None of the pictures should be copied, though every line of the listing must be printed exactly.

---- Listed records

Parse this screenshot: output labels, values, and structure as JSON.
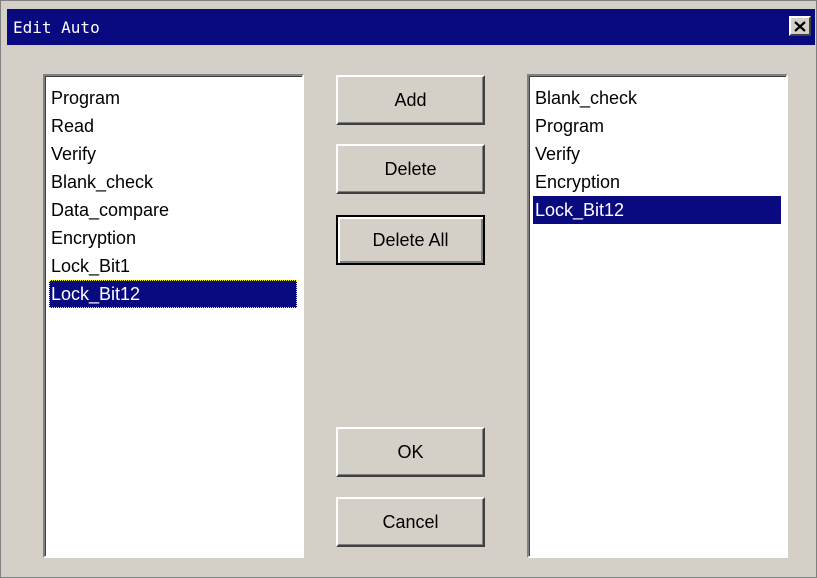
{
  "window": {
    "title": "Edit Auto",
    "close_glyph": "✕"
  },
  "available_list": {
    "items": [
      "Program",
      "Read",
      "Verify",
      "Blank_check",
      "Data_compare",
      "Encryption",
      "Lock_Bit1",
      "Lock_Bit12"
    ],
    "selected": "Lock_Bit12"
  },
  "selected_list": {
    "items": [
      "Blank_check",
      "Program",
      "Verify",
      "Encryption",
      "Lock_Bit12"
    ],
    "selected": "Lock_Bit12"
  },
  "buttons": {
    "add": "Add",
    "delete": "Delete",
    "delete_all": "Delete All",
    "ok": "OK",
    "cancel": "Cancel"
  },
  "colors": {
    "titlebar": "#0a0a80",
    "dialog_face": "#d4d0c8",
    "selection": "#0a0a80"
  }
}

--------

Output for this task:
Parse this screenshot: output labels, values, and structure as JSON.
{
  "window": {
    "title": "Edit Auto",
    "close_glyph": "✕"
  },
  "available_list": {
    "items": [
      "Program",
      "Read",
      "Verify",
      "Blank_check",
      "Data_compare",
      "Encryption",
      "Lock_Bit1",
      "Lock_Bit12"
    ],
    "selected": "Lock_Bit12"
  },
  "selected_list": {
    "items": [
      "Blank_check",
      "Program",
      "Verify",
      "Encryption",
      "Lock_Bit12"
    ],
    "selected": "Lock_Bit12"
  },
  "buttons": {
    "add": "Add",
    "delete": "Delete",
    "delete_all": "Delete All",
    "ok": "OK",
    "cancel": "Cancel"
  },
  "colors": {
    "titlebar": "#0a0a80",
    "dialog_face": "#d4d0c8",
    "selection": "#0a0a80"
  }
}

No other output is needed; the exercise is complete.